[Stored data]
_ _ _

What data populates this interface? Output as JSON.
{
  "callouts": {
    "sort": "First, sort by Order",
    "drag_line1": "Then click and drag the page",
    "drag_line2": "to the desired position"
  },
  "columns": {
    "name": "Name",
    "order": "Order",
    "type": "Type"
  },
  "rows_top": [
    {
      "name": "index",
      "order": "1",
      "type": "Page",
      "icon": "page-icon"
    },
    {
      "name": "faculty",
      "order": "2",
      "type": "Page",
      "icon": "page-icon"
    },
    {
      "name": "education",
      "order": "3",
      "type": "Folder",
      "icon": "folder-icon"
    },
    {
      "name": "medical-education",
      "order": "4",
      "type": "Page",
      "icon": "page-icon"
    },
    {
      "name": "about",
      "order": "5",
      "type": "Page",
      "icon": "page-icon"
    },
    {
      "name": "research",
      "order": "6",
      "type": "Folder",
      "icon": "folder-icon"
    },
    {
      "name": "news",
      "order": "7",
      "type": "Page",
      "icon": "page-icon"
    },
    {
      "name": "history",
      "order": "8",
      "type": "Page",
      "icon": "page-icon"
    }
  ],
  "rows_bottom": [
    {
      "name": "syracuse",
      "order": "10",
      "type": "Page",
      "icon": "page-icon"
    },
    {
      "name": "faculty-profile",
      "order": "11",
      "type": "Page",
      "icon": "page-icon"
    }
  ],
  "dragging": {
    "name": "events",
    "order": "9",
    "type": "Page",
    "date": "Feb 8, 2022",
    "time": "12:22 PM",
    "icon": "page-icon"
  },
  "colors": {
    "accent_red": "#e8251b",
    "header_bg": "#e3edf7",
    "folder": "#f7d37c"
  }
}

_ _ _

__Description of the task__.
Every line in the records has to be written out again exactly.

__Output__.
What data populates this interface? Output as JSON.
{
  "callouts": {
    "sort": "First, sort by Order",
    "drag_line1": "Then click and drag the page",
    "drag_line2": "to the desired position"
  },
  "columns": {
    "name": "Name",
    "order": "Order",
    "type": "Type"
  },
  "rows_top": [
    {
      "name": "index",
      "order": "1",
      "type": "Page",
      "icon": "page-icon"
    },
    {
      "name": "faculty",
      "order": "2",
      "type": "Page",
      "icon": "page-icon"
    },
    {
      "name": "education",
      "order": "3",
      "type": "Folder",
      "icon": "folder-icon"
    },
    {
      "name": "medical-education",
      "order": "4",
      "type": "Page",
      "icon": "page-icon"
    },
    {
      "name": "about",
      "order": "5",
      "type": "Page",
      "icon": "page-icon"
    },
    {
      "name": "research",
      "order": "6",
      "type": "Folder",
      "icon": "folder-icon"
    },
    {
      "name": "news",
      "order": "7",
      "type": "Page",
      "icon": "page-icon"
    },
    {
      "name": "history",
      "order": "8",
      "type": "Page",
      "icon": "page-icon"
    }
  ],
  "rows_bottom": [
    {
      "name": "syracuse",
      "order": "10",
      "type": "Page",
      "icon": "page-icon"
    },
    {
      "name": "faculty-profile",
      "order": "11",
      "type": "Page",
      "icon": "page-icon"
    }
  ],
  "dragging": {
    "name": "events",
    "order": "9",
    "type": "Page",
    "date": "Feb 8, 2022",
    "time": "12:22 PM",
    "icon": "page-icon"
  },
  "colors": {
    "accent_red": "#e8251b",
    "header_bg": "#e3edf7",
    "folder": "#f7d37c"
  }
}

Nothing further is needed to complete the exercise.